"Anishinaabe Bundle Items" by Tiffany McCue, Used with permission.
The land and all creatures who live on, in, and above it are sacred to Indigenous people. Land offers a place to live, take shelter, gather food, be healed, and to find meaning and peace. As Indigenous peoples were the first inhabitants of Turtle Island (North America), we acknowledge the communities and nations that were here first and continue to live on this land.
Land acknowledgements are a way to express our personal connections to the land, to acknowledge the history of the land and the people who lived on it, and to develop and nurture relationships with those who are currently here.
Georgian College acknowledges that all campuses are situated on the traditional land of the Anishnaabeg people. The Anishnaabeg include the Odawa, Ojibwe, and Pottawatomi nations, collectively known as the Three Fires Confederacy. Georgian College is dedicated to honouring Indigenous history and culture and committed to moving forward in the spirit of reconciliation and respect with all First Nations, Métis, and Inuit people.
Learn more about the land you live on:
Residential schools and Indian boarding schools existed across Canada from the early 1800s to 1996 when the last residential school closed in Saskatchewan.

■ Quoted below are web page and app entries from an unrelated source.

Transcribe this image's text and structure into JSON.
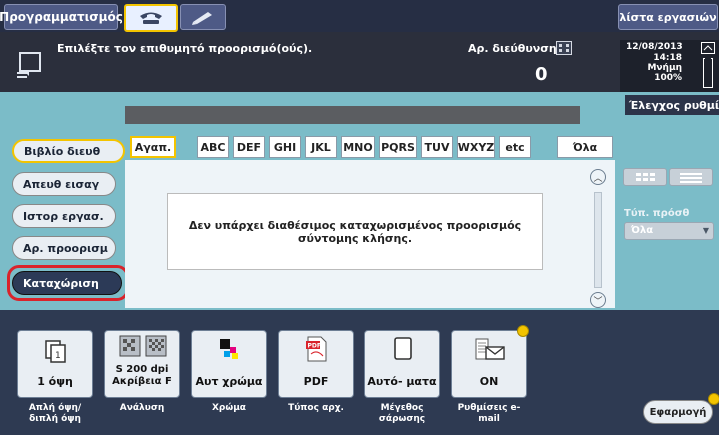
{
  "top_tabs": {
    "programming": "Προγραμματισμός",
    "job_list": "λίστα εργασιών"
  },
  "header": {
    "instruction": "Επιλέξτε τον επιθυμητό προορισμό(ούς).",
    "addr_label": "Αρ. διεύθυνση",
    "count": "0",
    "date": "12/08/2013",
    "time": "14:18",
    "memory_label": "Μνήμη",
    "memory_value": "100%",
    "check_settings": "Έλεγχος ρυθμίσεων"
  },
  "side_buttons": {
    "address_book": "Βιβλίο διευθ",
    "direct_input": "Απευθ εισαγ",
    "job_history": "Ιστορ εργασ.",
    "search_dest": "Αρ. προορισμ",
    "register": "Καταχώριση"
  },
  "index_tabs": [
    "Αγαπ.",
    "ABC",
    "DEF",
    "GHI",
    "JKL",
    "MNO",
    "PQRS",
    "TUV",
    "WXYZ",
    "etc",
    "Όλα"
  ],
  "message": "Δεν υπάρχει διαθέσιμος καταχωρισμένος προορισμός σύντομης κλήσης.",
  "filter": {
    "label": "Τύπ. πρόσθ",
    "value": "Όλα"
  },
  "functions": [
    {
      "value": "1 όψη",
      "label": "Απλή όψη/ διπλή όψη",
      "icon": "duplex-icon"
    },
    {
      "value": "S 200 dpi Ακρίβεια F",
      "label": "Ανάλυση",
      "icon": "resolution-icon"
    },
    {
      "value": "Αυτ χρώμα",
      "label": "Χρώμα",
      "icon": "color-icon"
    },
    {
      "value": "PDF",
      "label": "Τύπος αρχ.",
      "icon": "pdf-icon"
    },
    {
      "value": "Αυτό- ματα",
      "label": "Μέγεθος σάρωσης",
      "icon": "page-size-icon"
    },
    {
      "value": "ON",
      "label": "Ρυθμίσεις e-mail",
      "icon": "email-settings-icon"
    }
  ],
  "apply_button": "Εφαρμογή",
  "colors": {
    "highlight_border": "#d9232b",
    "accent_yellow": "#f3c400",
    "background_teal": "#7bbcc8",
    "dark_bar": "#262e44"
  }
}
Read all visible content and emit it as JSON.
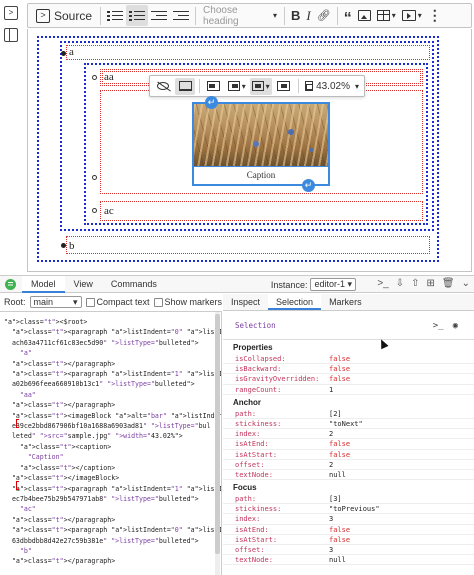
{
  "toolbar": {
    "source_label": "Source",
    "heading_placeholder": "Choose heading"
  },
  "editor": {
    "items": {
      "a": "a",
      "aa": "aa",
      "ac": "ac",
      "b": "b"
    },
    "image_toolbar": {
      "resize_value": "43.02%"
    },
    "caption": "Caption"
  },
  "inspector": {
    "tabs": [
      "Model",
      "View",
      "Commands"
    ],
    "instance_label": "Instance:",
    "instance_value": "editor-1",
    "root_label": "Root:",
    "root_value": "main",
    "compact_text": "Compact text",
    "show_markers": "Show markers",
    "side_tabs": [
      "Inspect",
      "Selection",
      "Markers"
    ],
    "model_lines": [
      "<$root>",
      "  <paragraph listIndent=\"0\" listItemId=\"e189b1f813",
      "  ach63a4711cf61c83ec5d90\" listType=\"bulleted\">",
      "    \"a\"",
      "  </paragraph>",
      "  <paragraph listIndent=\"1\" listItemId=\"eb17b0d3e1",
      "  a02b696feea660910b13c1\" listType=\"bulleted\">",
      "    \"aa\"",
      "  </paragraph>",
      "  <imageBlock alt=\"bar\" listIndent=\"1\" listItemId=\"",
      "  e39ce2bbd867906bf10a1688a6903ad81\" listType=\"bul",
      "  leted\" src=\"sample.jpg\" width=\"43.02%\">",
      "    <caption>",
      "      \"Caption\"",
      "    </caption>",
      "  </imageBlock>",
      "  <paragraph listIndent=\"1\" listItemId=\"ec73f0ce88",
      "  ec7b4bee75b29b547971ab8\" listType=\"bulleted\">",
      "    \"ac\"",
      "  </paragraph>",
      "  <paragraph listIndent=\"0\" listItemId=\"e5d469ea0d",
      "  63dbbdbb8d42e27c59b381e\" listType=\"bulleted\">",
      "    \"b\"",
      "  </paragraph>"
    ],
    "selection_title": "Selection",
    "properties_title": "Properties",
    "properties": [
      {
        "k": "isCollapsed:",
        "v": "false"
      },
      {
        "k": "isBackward:",
        "v": "false"
      },
      {
        "k": "isGravityOverridden:",
        "v": "false"
      },
      {
        "k": "rangeCount:",
        "v": "1"
      }
    ],
    "anchor_title": "Anchor",
    "anchor": [
      {
        "k": "path:",
        "v": "[2]"
      },
      {
        "k": "stickiness:",
        "v": "\"toNext\""
      },
      {
        "k": "index:",
        "v": "2"
      },
      {
        "k": "isAtEnd:",
        "v": "false"
      },
      {
        "k": "isAtStart:",
        "v": "false"
      },
      {
        "k": "offset:",
        "v": "2"
      },
      {
        "k": "textNode:",
        "v": "null"
      }
    ],
    "focus_title": "Focus",
    "focus": [
      {
        "k": "path:",
        "v": "[3]"
      },
      {
        "k": "stickiness:",
        "v": "\"toPrevious\""
      },
      {
        "k": "index:",
        "v": "3"
      },
      {
        "k": "isAtEnd:",
        "v": "false"
      },
      {
        "k": "isAtStart:",
        "v": "false"
      },
      {
        "k": "offset:",
        "v": "3"
      },
      {
        "k": "textNode:",
        "v": "null"
      }
    ]
  }
}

Treaties are agreements between nations. They exist between Indigenous nations like the Dish with One Spoon treaty. As well, treaties were created between the Crown and Indigenous nations.

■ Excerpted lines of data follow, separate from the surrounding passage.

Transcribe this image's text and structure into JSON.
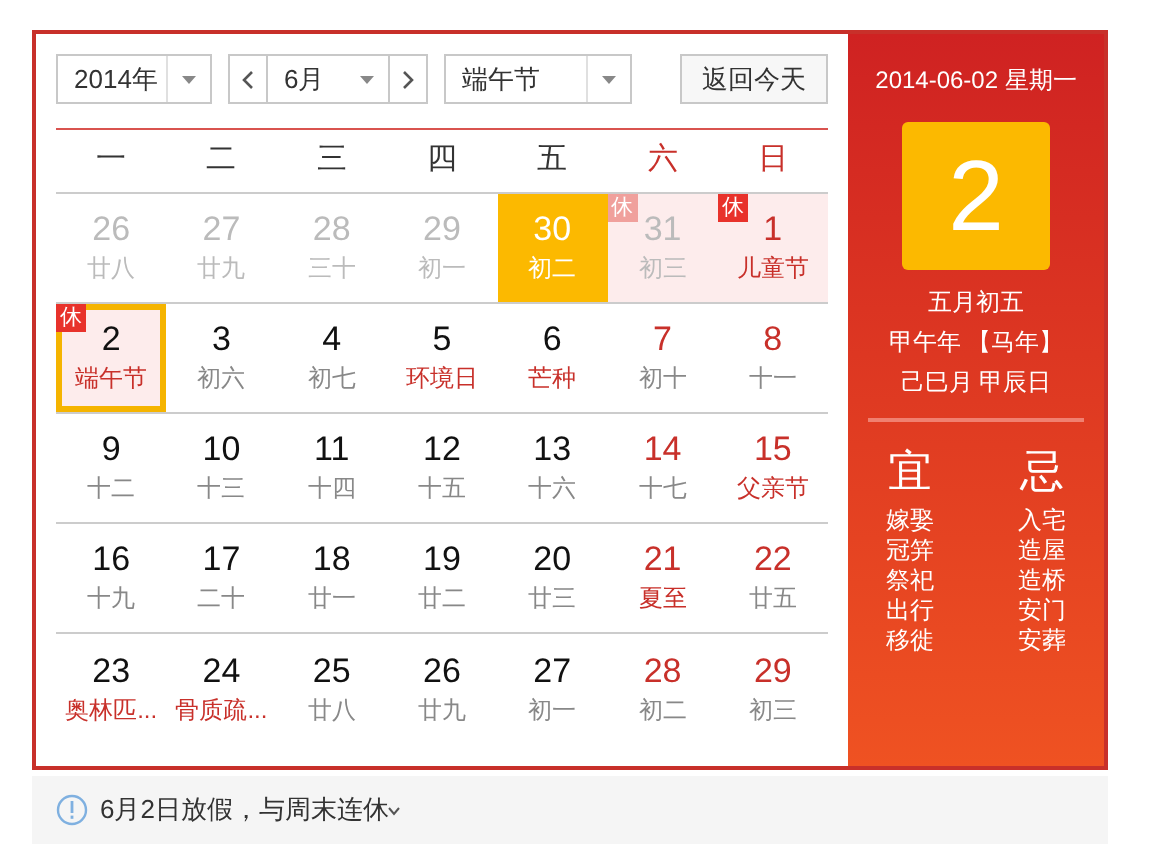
{
  "controls": {
    "year": "2014年",
    "month": "6月",
    "holiday": "端午节",
    "today_button": "返回今天"
  },
  "weekdays": [
    {
      "label": "一",
      "weekend": false
    },
    {
      "label": "二",
      "weekend": false
    },
    {
      "label": "三",
      "weekend": false
    },
    {
      "label": "四",
      "weekend": false
    },
    {
      "label": "五",
      "weekend": false
    },
    {
      "label": "六",
      "weekend": true
    },
    {
      "label": "日",
      "weekend": true
    }
  ],
  "weeks": [
    [
      {
        "day": "26",
        "lunar": "廿八",
        "other_month": true,
        "weekend": false,
        "festival": false,
        "rest": false,
        "highlighted": false,
        "selected": false
      },
      {
        "day": "27",
        "lunar": "廿九",
        "other_month": true,
        "weekend": false,
        "festival": false,
        "rest": false,
        "highlighted": false,
        "selected": false
      },
      {
        "day": "28",
        "lunar": "三十",
        "other_month": true,
        "weekend": false,
        "festival": false,
        "rest": false,
        "highlighted": false,
        "selected": false
      },
      {
        "day": "29",
        "lunar": "初一",
        "other_month": true,
        "weekend": false,
        "festival": false,
        "rest": false,
        "highlighted": false,
        "selected": false
      },
      {
        "day": "30",
        "lunar": "初二",
        "other_month": true,
        "weekend": false,
        "festival": false,
        "rest": false,
        "highlighted": true,
        "selected": false
      },
      {
        "day": "31",
        "lunar": "初三",
        "other_month": true,
        "weekend": true,
        "festival": false,
        "rest": true,
        "rest_tag": "休",
        "highlighted": false,
        "selected": false
      },
      {
        "day": "1",
        "lunar": "儿童节",
        "other_month": false,
        "weekend": true,
        "festival": true,
        "rest": true,
        "rest_tag": "休",
        "highlighted": false,
        "selected": false
      }
    ],
    [
      {
        "day": "2",
        "lunar": "端午节",
        "other_month": false,
        "weekend": false,
        "festival": true,
        "rest": true,
        "rest_tag": "休",
        "highlighted": false,
        "selected": true
      },
      {
        "day": "3",
        "lunar": "初六",
        "other_month": false,
        "weekend": false,
        "festival": false,
        "rest": false,
        "highlighted": false,
        "selected": false
      },
      {
        "day": "4",
        "lunar": "初七",
        "other_month": false,
        "weekend": false,
        "festival": false,
        "rest": false,
        "highlighted": false,
        "selected": false
      },
      {
        "day": "5",
        "lunar": "环境日",
        "other_month": false,
        "weekend": false,
        "festival": true,
        "rest": false,
        "highlighted": false,
        "selected": false
      },
      {
        "day": "6",
        "lunar": "芒种",
        "other_month": false,
        "weekend": false,
        "festival": true,
        "rest": false,
        "highlighted": false,
        "selected": false
      },
      {
        "day": "7",
        "lunar": "初十",
        "other_month": false,
        "weekend": true,
        "festival": false,
        "rest": false,
        "highlighted": false,
        "selected": false
      },
      {
        "day": "8",
        "lunar": "十一",
        "other_month": false,
        "weekend": true,
        "festival": false,
        "rest": false,
        "highlighted": false,
        "selected": false
      }
    ],
    [
      {
        "day": "9",
        "lunar": "十二",
        "other_month": false,
        "weekend": false,
        "festival": false,
        "rest": false,
        "highlighted": false,
        "selected": false
      },
      {
        "day": "10",
        "lunar": "十三",
        "other_month": false,
        "weekend": false,
        "festival": false,
        "rest": false,
        "highlighted": false,
        "selected": false
      },
      {
        "day": "11",
        "lunar": "十四",
        "other_month": false,
        "weekend": false,
        "festival": false,
        "rest": false,
        "highlighted": false,
        "selected": false
      },
      {
        "day": "12",
        "lunar": "十五",
        "other_month": false,
        "weekend": false,
        "festival": false,
        "rest": false,
        "highlighted": false,
        "selected": false
      },
      {
        "day": "13",
        "lunar": "十六",
        "other_month": false,
        "weekend": false,
        "festival": false,
        "rest": false,
        "highlighted": false,
        "selected": false
      },
      {
        "day": "14",
        "lunar": "十七",
        "other_month": false,
        "weekend": true,
        "festival": false,
        "rest": false,
        "highlighted": false,
        "selected": false
      },
      {
        "day": "15",
        "lunar": "父亲节",
        "other_month": false,
        "weekend": true,
        "festival": true,
        "rest": false,
        "highlighted": false,
        "selected": false
      }
    ],
    [
      {
        "day": "16",
        "lunar": "十九",
        "other_month": false,
        "weekend": false,
        "festival": false,
        "rest": false,
        "highlighted": false,
        "selected": false
      },
      {
        "day": "17",
        "lunar": "二十",
        "other_month": false,
        "weekend": false,
        "festival": false,
        "rest": false,
        "highlighted": false,
        "selected": false
      },
      {
        "day": "18",
        "lunar": "廿一",
        "other_month": false,
        "weekend": false,
        "festival": false,
        "rest": false,
        "highlighted": false,
        "selected": false
      },
      {
        "day": "19",
        "lunar": "廿二",
        "other_month": false,
        "weekend": false,
        "festival": false,
        "rest": false,
        "highlighted": false,
        "selected": false
      },
      {
        "day": "20",
        "lunar": "廿三",
        "other_month": false,
        "weekend": false,
        "festival": false,
        "rest": false,
        "highlighted": false,
        "selected": false
      },
      {
        "day": "21",
        "lunar": "夏至",
        "other_month": false,
        "weekend": true,
        "festival": true,
        "rest": false,
        "highlighted": false,
        "selected": false
      },
      {
        "day": "22",
        "lunar": "廿五",
        "other_month": false,
        "weekend": true,
        "festival": false,
        "rest": false,
        "highlighted": false,
        "selected": false
      }
    ],
    [
      {
        "day": "23",
        "lunar": "奥林匹...",
        "other_month": false,
        "weekend": false,
        "festival": true,
        "rest": false,
        "highlighted": false,
        "selected": false
      },
      {
        "day": "24",
        "lunar": "骨质疏...",
        "other_month": false,
        "weekend": false,
        "festival": true,
        "rest": false,
        "highlighted": false,
        "selected": false
      },
      {
        "day": "25",
        "lunar": "廿八",
        "other_month": false,
        "weekend": false,
        "festival": false,
        "rest": false,
        "highlighted": false,
        "selected": false
      },
      {
        "day": "26",
        "lunar": "廿九",
        "other_month": false,
        "weekend": false,
        "festival": false,
        "rest": false,
        "highlighted": false,
        "selected": false
      },
      {
        "day": "27",
        "lunar": "初一",
        "other_month": false,
        "weekend": false,
        "festival": false,
        "rest": false,
        "highlighted": false,
        "selected": false
      },
      {
        "day": "28",
        "lunar": "初二",
        "other_month": false,
        "weekend": true,
        "festival": false,
        "rest": false,
        "highlighted": false,
        "selected": false
      },
      {
        "day": "29",
        "lunar": "初三",
        "other_month": false,
        "weekend": true,
        "festival": false,
        "rest": false,
        "highlighted": false,
        "selected": false
      }
    ]
  ],
  "detail": {
    "date_line": "2014-06-02 星期一",
    "day": "2",
    "lunar_lines": [
      "五月初五",
      "甲午年 【马年】",
      "己巳月 甲辰日"
    ],
    "good": {
      "title": "宜",
      "items": [
        "嫁娶",
        "冠笄",
        "祭祀",
        "出行",
        "移徙"
      ]
    },
    "bad": {
      "title": "忌",
      "items": [
        "入宅",
        "造屋",
        "造桥",
        "安门",
        "安葬"
      ]
    }
  },
  "notice": {
    "text": "6月2日放假，与周末连休"
  }
}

The Indian Act is a federal statute created in 1876 that established the relationship between the Crown and Indigenous peoples of Canada. This act and its regulations have dictated many discriminatory practices against Indigenous peoples. Examples include the creation of status versus non-status Indians, denial of the right to vote, prohibited participation in cultural traditions and ceremonies, creation of reserves, and many more. While there have been revisions to the original Indian Act, this legislation still exists and dictates the lives of First Nations.
Indigenous teachings are one way of passing cultural knowledge and education on to others. Teachings are unique to each nation . Most nations have a creation story. For the Ojibwe, the creation story is embodied in the Seven Grandfather Teachings or Seven Sacred Teachings. The medicine wheel is used in many teachings, as well.
East quadrant, spring, emotional, yellow, tobacco, child
South quadrant, summer, physical, red, cedar, youth
West quadrant, autumn, mental, black, sage, adult
North quadrant, winter, spiritual, white, sweetgrass, elder
Georgian's Indigenization Strategy has six pillars or strategic priorities: truth and reconciliation, leadership, representation, community engagement, curriculum and pedagogy, and cultural enrichment.
Specifically, the content on this page is intended to support the curriculum and pedagogy pillar by establishing a foundation of resources and information about Indigenization.
For additional resources and information, visit:
Walk Orillia's Truth and Reconciliation Trail and explore each trail marker.
The Indigenous Peoples Education Circle (IPEC) and College Libraries Ontario (CLO) have developed the Maamwi Hub on The Learning Portal. This is a collection of credible and relevant educational materials and resources. Learn about and reflect on Indigenous history, culture, knowledge, and current Indigenous worldviews.